Input records
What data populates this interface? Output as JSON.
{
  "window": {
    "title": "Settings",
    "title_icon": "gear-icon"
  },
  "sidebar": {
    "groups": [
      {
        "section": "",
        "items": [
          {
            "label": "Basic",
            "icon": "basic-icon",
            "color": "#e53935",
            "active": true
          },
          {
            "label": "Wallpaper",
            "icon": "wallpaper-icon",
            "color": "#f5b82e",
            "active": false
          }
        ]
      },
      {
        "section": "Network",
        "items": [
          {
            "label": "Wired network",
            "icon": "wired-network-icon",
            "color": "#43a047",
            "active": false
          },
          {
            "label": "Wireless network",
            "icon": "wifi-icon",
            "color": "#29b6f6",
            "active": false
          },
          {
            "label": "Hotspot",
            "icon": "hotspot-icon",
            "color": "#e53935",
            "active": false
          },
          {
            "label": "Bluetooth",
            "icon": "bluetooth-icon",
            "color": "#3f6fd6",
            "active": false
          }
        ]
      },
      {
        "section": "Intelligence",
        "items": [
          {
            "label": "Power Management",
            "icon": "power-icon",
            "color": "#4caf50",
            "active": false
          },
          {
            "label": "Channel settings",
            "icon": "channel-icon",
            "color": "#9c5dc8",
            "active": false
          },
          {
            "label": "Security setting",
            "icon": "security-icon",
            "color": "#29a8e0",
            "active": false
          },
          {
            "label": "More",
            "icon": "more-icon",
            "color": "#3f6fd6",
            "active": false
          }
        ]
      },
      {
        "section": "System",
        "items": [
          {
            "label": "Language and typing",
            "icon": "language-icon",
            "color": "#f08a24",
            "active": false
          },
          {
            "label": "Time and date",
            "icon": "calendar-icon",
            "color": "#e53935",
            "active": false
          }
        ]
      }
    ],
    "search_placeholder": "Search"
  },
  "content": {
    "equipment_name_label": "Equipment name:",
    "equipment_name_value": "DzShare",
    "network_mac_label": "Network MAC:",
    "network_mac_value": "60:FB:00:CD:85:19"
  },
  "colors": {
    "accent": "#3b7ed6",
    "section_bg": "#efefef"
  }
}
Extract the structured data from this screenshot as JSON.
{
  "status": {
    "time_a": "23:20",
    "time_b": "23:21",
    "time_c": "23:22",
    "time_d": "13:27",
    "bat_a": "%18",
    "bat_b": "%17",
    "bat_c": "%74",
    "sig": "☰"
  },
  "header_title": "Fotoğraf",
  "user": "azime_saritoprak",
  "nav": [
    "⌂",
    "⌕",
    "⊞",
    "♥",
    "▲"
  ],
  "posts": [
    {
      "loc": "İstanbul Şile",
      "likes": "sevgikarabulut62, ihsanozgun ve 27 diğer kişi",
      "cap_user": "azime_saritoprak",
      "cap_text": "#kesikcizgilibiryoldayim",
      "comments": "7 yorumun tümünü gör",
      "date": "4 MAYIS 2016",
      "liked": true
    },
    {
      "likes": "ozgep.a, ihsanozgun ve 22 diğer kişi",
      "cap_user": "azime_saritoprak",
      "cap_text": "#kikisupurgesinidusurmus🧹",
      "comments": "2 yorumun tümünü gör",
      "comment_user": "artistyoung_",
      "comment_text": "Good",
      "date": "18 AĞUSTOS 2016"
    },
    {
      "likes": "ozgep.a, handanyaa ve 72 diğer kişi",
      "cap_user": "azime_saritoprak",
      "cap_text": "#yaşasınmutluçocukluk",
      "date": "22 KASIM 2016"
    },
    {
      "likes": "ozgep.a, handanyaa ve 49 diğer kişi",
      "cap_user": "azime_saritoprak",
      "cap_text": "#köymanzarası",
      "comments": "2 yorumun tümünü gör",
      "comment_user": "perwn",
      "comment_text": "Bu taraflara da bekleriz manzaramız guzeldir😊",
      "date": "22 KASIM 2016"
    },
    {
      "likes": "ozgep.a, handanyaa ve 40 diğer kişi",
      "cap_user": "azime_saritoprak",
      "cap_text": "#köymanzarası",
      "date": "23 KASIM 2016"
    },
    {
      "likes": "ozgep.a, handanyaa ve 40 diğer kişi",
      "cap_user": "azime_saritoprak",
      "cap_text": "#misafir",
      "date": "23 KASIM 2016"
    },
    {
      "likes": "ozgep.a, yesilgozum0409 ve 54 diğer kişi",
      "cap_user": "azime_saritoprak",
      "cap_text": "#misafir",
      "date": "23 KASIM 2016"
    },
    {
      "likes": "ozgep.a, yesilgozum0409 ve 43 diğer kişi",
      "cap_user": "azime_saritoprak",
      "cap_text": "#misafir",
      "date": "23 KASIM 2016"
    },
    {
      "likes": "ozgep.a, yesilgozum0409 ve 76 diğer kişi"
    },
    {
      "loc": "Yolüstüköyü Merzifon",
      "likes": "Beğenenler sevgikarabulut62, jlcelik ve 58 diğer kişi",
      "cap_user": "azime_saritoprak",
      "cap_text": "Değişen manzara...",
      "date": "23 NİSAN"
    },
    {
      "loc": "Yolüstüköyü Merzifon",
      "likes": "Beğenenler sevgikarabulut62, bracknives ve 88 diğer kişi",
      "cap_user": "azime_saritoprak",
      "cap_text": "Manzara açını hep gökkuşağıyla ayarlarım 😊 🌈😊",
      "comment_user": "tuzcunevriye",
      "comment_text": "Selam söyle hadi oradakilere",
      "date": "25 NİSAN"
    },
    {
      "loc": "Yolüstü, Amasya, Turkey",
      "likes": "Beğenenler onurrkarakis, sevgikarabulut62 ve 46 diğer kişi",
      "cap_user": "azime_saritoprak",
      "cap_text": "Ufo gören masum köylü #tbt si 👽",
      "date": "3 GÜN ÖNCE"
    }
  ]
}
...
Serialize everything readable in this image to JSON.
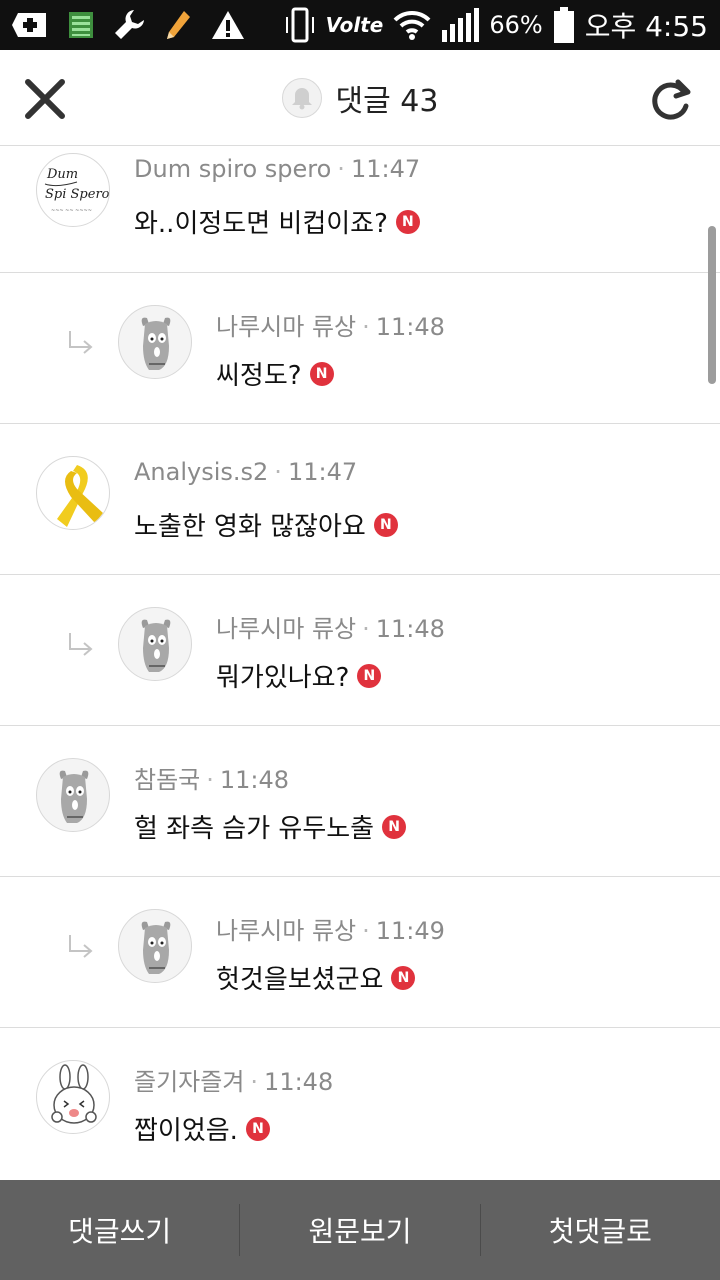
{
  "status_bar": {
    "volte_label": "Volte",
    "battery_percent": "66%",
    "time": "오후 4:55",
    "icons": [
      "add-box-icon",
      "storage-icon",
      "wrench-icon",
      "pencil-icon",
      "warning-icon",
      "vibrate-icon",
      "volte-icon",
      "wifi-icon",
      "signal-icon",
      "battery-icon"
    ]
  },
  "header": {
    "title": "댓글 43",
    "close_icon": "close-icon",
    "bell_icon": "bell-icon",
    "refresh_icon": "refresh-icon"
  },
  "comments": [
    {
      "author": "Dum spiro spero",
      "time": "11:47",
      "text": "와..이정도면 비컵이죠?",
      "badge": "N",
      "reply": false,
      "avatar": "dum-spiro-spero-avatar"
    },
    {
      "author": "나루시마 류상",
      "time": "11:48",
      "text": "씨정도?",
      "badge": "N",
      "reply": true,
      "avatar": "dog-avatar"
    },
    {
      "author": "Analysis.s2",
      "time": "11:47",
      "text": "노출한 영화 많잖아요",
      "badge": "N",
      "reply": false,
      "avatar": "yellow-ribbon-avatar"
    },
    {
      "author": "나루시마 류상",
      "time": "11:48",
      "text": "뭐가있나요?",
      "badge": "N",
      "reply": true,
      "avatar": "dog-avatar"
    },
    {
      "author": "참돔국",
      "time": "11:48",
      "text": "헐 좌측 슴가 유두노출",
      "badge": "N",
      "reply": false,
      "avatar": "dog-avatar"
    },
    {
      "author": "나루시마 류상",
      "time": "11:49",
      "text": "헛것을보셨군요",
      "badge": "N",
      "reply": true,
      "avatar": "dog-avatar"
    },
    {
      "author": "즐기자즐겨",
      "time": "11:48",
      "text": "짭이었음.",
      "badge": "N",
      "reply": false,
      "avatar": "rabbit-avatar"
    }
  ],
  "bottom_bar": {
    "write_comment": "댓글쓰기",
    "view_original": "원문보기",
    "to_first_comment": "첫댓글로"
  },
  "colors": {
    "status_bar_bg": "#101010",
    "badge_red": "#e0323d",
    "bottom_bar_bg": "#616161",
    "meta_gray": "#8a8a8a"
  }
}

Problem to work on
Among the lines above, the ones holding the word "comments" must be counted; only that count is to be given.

Completed exercise
4